The news was confirmed in a blog post on Tuesday by Joseph Staten, the Bungie veteran who took control of Infinite’s campaign development following its much-criticised reveal this summer. Staten worked on the very first Halo titles, mostly focusing on story and characters.
Staten wrote on Tuesday: “After Reach shipped, I became a Halo fan, cheering-on 343i from the sidelines. But I’ve spent the last four months immersing myself back into the Halo universe, and it’s my honor as creative director to help our team ship Halo Infinite in Fall 2021.”
He added: “Yep, that’s when the game is coming out. And from now until then, every one of us at 343i and our great partner teams will be building, testing, and polishing an experience we hope all of you love.”
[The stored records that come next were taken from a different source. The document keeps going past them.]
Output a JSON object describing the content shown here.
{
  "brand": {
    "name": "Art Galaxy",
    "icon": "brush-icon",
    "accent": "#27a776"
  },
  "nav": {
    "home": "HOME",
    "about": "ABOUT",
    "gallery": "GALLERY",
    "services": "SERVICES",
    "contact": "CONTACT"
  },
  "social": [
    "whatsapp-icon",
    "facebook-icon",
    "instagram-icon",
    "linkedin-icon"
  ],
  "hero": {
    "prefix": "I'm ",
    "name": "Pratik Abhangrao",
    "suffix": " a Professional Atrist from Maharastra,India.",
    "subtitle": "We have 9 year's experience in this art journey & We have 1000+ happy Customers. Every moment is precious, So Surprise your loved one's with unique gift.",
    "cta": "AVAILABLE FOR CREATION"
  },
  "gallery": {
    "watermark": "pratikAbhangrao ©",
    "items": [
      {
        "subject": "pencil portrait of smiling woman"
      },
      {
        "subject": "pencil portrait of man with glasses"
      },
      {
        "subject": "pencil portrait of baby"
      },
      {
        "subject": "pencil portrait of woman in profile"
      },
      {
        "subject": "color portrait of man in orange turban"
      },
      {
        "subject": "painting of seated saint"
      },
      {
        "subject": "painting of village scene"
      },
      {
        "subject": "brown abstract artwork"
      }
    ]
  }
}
Tuesday’s development update features new screenshots and an interview with Infinite’s art leads, who detail how the game has improved visually since its earlier reveal, which was highly criticised for its lacklustre visuals.
Some of the key areas 343 has improved since the summer include better quality of global illumination, ambient occlusion, shadows, volumetric lighting, sky, and atmosphere, it said.
It also said it’s addressed issues with its GPU-driven rendering and texture streaming solution, which it claimed should mitigate the LOD popping and texture quality issues that were prevalent in the July demo.
Neill Harrison, 343’s director of art management, said the team has also made improvements to the art side of Infinite across all disciplines such as environment, lighting, weapons, FX and more.
“Firstly, there’s been a lot of work done re-tuning our dynamic lighting values to add more punch and contrast to the image,” he said. “These included adjustments to our sun intensity, fog/atmosphere, and the addition of color grading which did not make it into the July gameplay demo.
“We’ve improved some of our materials to get more specular response, more wear-and-tear on weapons/vehicles, more fidelity in our characters, and more macro breakup on large surfaces like rocks, terrain, and the hex walls.”
He added: “We’re now also getting more of our textural detail coming through to the final frame thanks to a sharpening process that our graphics team have added. This helps offset some of the natural blurring of temporal anti-aliasing and it certainly helps our assets shine.
“We’re eager to show the progress the team has made in Campaign as soon we can, but we want to make sure we have all the right pieces coming together and this can be tricky with a lot of moving parts and an expansive world of this scope. We know everyone is keen to see more and we look forward to sharing more in future updates in the months ahead.”
Finally, Harrison confirmed that facial animation on NPCs was not fully implemented in the July build, which resulted in one of the game’s enemies becoming an internet meme.
“All characters are modelled in a neutral pose, prior to blendshapes & animation being applied. So, poor old Craig was never intended to be seen in that condition which is not something that was evident during the gameplay,” he said.
“It was only later, in the close-up freeze frame of his one bad moment, where it came to light and the legend of Craig was born.”